- **WHAT YOU NEED TO DO**:
For this listing, report how many lines contain the string "選ばれる理由", using only a number.

======

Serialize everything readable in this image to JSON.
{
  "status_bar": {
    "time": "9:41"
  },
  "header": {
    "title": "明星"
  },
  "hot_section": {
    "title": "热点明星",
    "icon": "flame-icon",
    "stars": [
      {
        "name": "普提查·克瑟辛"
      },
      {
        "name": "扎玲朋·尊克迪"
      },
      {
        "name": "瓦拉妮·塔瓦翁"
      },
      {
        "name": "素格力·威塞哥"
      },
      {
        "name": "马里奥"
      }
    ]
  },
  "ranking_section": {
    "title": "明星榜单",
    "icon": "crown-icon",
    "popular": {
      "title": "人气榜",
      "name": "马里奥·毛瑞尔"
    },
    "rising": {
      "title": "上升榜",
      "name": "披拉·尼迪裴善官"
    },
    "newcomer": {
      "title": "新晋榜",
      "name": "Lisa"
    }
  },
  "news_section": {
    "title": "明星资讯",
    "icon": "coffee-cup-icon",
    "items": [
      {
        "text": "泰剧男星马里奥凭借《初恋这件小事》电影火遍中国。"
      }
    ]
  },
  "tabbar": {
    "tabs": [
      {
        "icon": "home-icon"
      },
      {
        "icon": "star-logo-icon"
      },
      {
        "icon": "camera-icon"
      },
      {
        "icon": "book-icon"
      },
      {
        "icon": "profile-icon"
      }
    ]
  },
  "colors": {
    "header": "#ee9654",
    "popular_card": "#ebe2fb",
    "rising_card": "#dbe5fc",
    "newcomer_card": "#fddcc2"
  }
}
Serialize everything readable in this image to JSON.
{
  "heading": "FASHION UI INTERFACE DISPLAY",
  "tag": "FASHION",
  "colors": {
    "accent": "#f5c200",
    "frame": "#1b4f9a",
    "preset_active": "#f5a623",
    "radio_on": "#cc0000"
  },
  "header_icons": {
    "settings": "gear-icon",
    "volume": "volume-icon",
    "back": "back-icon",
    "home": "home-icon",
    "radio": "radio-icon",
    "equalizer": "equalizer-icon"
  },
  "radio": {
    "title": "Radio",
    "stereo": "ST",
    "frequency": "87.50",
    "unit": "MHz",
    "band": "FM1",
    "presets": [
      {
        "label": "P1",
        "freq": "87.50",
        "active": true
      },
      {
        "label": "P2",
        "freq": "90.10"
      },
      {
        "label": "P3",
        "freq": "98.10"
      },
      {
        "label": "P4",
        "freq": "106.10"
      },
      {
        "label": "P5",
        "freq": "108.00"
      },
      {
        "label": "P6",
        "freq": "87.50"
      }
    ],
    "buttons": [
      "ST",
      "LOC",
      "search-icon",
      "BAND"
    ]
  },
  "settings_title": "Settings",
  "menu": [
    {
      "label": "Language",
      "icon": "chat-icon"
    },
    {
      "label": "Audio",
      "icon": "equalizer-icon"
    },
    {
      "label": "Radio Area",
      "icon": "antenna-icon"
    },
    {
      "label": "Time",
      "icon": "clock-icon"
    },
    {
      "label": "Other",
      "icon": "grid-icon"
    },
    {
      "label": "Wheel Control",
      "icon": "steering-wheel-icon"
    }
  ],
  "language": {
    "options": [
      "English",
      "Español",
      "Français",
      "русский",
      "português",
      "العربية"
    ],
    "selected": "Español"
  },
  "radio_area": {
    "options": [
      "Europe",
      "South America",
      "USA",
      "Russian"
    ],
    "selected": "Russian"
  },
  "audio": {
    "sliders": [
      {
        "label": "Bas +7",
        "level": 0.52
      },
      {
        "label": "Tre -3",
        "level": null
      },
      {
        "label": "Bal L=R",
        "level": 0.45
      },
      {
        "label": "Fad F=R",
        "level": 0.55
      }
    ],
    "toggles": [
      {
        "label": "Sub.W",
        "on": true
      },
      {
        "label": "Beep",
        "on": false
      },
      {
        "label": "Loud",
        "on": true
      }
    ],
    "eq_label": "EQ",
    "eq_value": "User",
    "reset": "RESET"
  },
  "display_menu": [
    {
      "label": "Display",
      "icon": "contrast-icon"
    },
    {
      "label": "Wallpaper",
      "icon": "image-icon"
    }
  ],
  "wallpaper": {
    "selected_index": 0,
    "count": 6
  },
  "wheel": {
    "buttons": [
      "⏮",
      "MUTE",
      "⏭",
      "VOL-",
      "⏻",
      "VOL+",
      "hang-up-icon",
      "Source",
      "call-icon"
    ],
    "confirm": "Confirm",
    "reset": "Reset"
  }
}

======

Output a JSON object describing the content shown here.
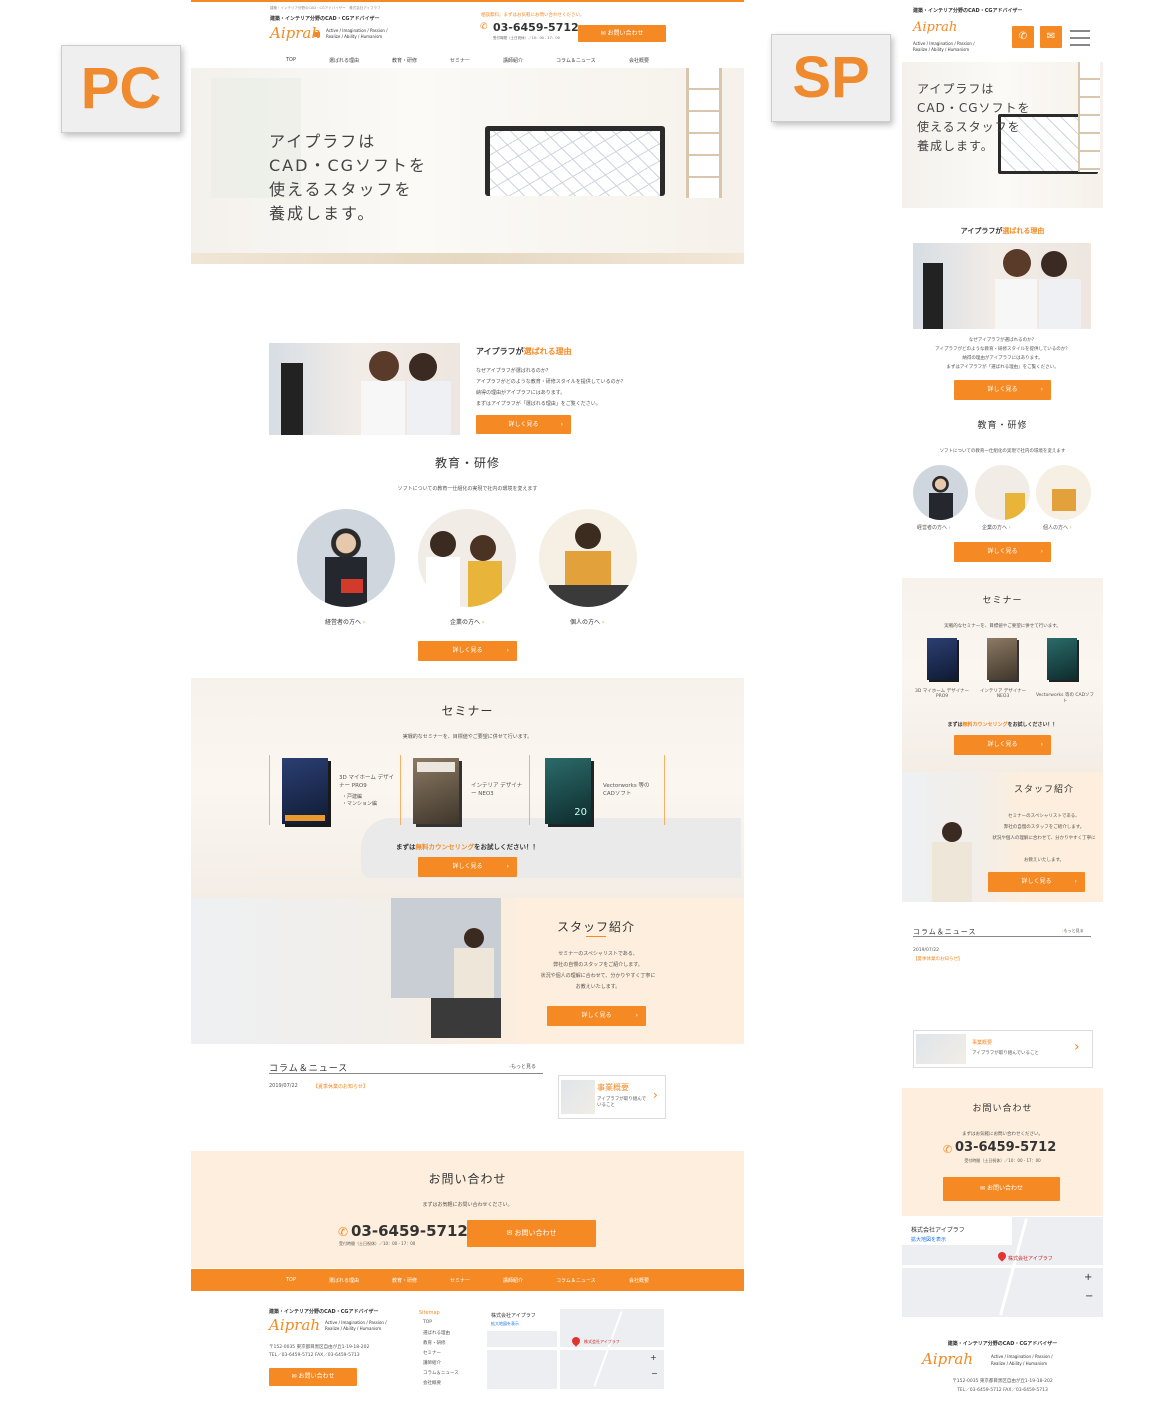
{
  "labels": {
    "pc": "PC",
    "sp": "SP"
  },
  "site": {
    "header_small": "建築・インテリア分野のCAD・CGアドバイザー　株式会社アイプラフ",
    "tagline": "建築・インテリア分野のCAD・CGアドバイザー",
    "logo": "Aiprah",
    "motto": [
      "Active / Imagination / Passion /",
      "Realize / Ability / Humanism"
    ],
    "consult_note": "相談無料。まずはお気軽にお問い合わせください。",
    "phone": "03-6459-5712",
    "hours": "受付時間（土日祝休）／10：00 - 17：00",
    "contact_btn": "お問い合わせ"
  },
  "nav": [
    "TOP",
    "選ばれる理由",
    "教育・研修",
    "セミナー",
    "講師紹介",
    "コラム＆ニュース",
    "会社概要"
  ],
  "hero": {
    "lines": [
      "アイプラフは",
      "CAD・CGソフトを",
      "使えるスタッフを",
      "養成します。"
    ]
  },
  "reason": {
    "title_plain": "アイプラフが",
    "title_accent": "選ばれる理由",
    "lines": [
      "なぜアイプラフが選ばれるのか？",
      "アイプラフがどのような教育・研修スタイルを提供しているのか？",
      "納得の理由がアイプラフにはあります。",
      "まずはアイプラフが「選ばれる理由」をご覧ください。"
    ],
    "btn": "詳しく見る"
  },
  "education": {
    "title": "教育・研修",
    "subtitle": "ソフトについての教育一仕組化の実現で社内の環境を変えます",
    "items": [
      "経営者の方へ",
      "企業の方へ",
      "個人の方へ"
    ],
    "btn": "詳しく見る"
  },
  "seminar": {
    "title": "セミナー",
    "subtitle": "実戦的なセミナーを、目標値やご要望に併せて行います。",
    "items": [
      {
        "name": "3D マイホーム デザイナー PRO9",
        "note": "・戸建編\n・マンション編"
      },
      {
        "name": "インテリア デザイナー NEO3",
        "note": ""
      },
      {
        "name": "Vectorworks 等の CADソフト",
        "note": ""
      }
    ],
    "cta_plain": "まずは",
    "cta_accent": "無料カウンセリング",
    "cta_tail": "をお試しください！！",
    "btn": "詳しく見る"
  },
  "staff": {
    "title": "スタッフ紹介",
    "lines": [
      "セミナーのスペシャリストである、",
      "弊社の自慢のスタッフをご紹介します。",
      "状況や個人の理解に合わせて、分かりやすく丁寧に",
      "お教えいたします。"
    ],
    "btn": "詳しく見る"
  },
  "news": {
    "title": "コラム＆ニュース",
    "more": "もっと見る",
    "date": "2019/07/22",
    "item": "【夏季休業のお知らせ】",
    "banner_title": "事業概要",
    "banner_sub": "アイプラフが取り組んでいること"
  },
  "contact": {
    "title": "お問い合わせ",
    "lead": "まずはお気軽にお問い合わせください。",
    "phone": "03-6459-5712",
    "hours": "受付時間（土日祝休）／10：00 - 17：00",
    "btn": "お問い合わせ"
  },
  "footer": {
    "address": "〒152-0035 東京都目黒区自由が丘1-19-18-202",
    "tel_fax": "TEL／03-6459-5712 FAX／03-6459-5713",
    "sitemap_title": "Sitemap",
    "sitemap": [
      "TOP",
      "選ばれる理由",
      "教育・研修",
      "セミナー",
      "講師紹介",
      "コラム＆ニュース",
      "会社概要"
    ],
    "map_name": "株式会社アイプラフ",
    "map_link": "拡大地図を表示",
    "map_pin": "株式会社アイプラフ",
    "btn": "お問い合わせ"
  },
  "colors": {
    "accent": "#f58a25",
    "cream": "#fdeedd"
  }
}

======

- **OUTPUT FOR THIS EXERCISE**:
4